**** Source data
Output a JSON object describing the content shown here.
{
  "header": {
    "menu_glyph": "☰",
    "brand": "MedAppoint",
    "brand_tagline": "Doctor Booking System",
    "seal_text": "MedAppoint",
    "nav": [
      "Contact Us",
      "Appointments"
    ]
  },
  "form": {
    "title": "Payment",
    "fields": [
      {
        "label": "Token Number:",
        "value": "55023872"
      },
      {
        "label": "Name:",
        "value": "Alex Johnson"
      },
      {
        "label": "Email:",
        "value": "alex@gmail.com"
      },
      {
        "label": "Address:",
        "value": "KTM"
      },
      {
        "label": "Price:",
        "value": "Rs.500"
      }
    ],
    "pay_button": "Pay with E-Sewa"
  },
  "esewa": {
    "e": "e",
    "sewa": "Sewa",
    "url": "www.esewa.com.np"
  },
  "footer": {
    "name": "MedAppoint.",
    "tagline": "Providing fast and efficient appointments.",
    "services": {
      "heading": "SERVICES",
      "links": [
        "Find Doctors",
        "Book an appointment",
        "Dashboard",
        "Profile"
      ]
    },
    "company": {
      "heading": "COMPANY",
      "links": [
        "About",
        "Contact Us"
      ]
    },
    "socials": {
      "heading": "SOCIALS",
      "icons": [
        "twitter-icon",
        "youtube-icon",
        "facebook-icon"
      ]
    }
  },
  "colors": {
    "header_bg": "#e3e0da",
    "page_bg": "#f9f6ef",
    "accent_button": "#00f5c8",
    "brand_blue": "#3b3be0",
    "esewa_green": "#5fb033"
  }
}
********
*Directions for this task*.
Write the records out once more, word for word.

*Your response*.
Output a JSON object describing the content shown here.
{
  "header": {
    "menu_glyph": "☰",
    "brand": "MedAppoint",
    "brand_tagline": "Doctor Booking System",
    "seal_text": "MedAppoint",
    "nav": [
      "Contact Us",
      "Appointments"
    ]
  },
  "form": {
    "title": "Payment",
    "fields": [
      {
        "label": "Token Number:",
        "value": "55023872"
      },
      {
        "label": "Name:",
        "value": "Alex Johnson"
      },
      {
        "label": "Email:",
        "value": "alex@gmail.com"
      },
      {
        "label": "Address:",
        "value": "KTM"
      },
      {
        "label": "Price:",
        "value": "Rs.500"
      }
    ],
    "pay_button": "Pay with E-Sewa"
  },
  "esewa": {
    "e": "e",
    "sewa": "Sewa",
    "url": "www.esewa.com.np"
  },
  "footer": {
    "name": "MedAppoint.",
    "tagline": "Providing fast and efficient appointments.",
    "services": {
      "heading": "SERVICES",
      "links": [
        "Find Doctors",
        "Book an appointment",
        "Dashboard",
        "Profile"
      ]
    },
    "company": {
      "heading": "COMPANY",
      "links": [
        "About",
        "Contact Us"
      ]
    },
    "socials": {
      "heading": "SOCIALS",
      "icons": [
        "twitter-icon",
        "youtube-icon",
        "facebook-icon"
      ]
    }
  },
  "colors": {
    "header_bg": "#e3e0da",
    "page_bg": "#f9f6ef",
    "accent_button": "#00f5c8",
    "brand_blue": "#3b3be0",
    "esewa_green": "#5fb033"
  }
}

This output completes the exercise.